So far, nothing in the draft plan considers upzoning Mission Street which was once on the table as part of the 2008 Eastern Neighborhood Area Plan, then inexplicably forgotten. As of now, the MAP2020 relies mainly on the local density bonus program and the four affordable sites already in MOH’s portfolio to reach their goals of 1500 – 3000 new affordable homes. However, if there’s a moratorium on building new market-rate housing in the Mission for 18-30 months, new market-rate housing could not start up again until May 2018, leaving only 1.5 years to build hundreds of affordable homes, a completely unrealistic goal.
A financial institution member at the Reg Com meeting pointed out that without having a realistic funding plan tied to the MAP2020, it will be useless and hypothetical. The SFHAC couldn’t agree more. All housing, whether affordable or market-rate, needs funding to make it possible. And right now, the largest single source of funding for affordable housing comes from market-rate production. The federal sources of funding are shrinking, the state pots of money are woefully lean, and without allowing market-rate developers to build BMRs or pay millions in fees to the Mayor’s Office of Housing, there’s no reliable funding source to subsidize affordable housing. The Housing Bond by itself is unable to achieve the affordability goals for the Mission on its own.

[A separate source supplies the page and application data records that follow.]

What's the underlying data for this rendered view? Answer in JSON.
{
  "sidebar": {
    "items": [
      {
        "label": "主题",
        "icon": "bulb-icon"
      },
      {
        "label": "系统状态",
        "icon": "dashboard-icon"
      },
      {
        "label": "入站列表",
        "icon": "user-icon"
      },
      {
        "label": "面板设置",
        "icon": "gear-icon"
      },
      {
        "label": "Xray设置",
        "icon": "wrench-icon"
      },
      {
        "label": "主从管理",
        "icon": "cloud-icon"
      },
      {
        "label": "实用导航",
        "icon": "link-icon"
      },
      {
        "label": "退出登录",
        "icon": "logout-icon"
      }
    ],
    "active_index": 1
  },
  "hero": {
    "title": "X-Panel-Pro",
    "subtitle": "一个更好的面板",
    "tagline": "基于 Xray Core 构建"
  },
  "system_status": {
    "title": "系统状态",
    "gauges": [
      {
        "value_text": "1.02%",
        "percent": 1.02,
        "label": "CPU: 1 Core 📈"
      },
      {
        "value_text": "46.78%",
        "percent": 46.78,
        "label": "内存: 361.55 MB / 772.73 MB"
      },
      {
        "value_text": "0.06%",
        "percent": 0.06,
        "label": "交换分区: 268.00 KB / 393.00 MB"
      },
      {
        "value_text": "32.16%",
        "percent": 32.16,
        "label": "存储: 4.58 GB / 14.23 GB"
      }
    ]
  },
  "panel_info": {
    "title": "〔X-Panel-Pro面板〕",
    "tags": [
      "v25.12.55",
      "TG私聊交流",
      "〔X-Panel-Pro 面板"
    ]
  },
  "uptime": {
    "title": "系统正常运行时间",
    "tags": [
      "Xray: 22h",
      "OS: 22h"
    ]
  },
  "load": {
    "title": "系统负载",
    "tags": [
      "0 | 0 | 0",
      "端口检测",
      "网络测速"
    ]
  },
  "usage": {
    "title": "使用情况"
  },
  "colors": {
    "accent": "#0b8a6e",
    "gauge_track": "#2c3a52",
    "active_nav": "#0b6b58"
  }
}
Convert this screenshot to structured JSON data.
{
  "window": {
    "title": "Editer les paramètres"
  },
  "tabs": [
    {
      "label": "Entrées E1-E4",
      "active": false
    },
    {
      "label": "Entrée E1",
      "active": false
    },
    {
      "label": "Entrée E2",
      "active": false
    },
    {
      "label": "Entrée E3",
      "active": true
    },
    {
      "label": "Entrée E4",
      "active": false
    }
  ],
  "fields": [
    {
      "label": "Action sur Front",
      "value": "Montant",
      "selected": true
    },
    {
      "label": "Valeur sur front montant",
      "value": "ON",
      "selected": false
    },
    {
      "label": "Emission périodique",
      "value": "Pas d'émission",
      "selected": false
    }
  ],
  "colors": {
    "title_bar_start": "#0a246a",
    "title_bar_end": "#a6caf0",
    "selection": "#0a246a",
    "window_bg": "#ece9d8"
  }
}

The Planning Department plans to deliver a draft of the MAP2020 this winter with two more community meetings planned this autumn. In response to the Planning Department’s call for comments to the Plan, the SFHAC started a small working group to compile our recommendations which we will present at our next Regulatory Committee meeting on Friday, September 11th.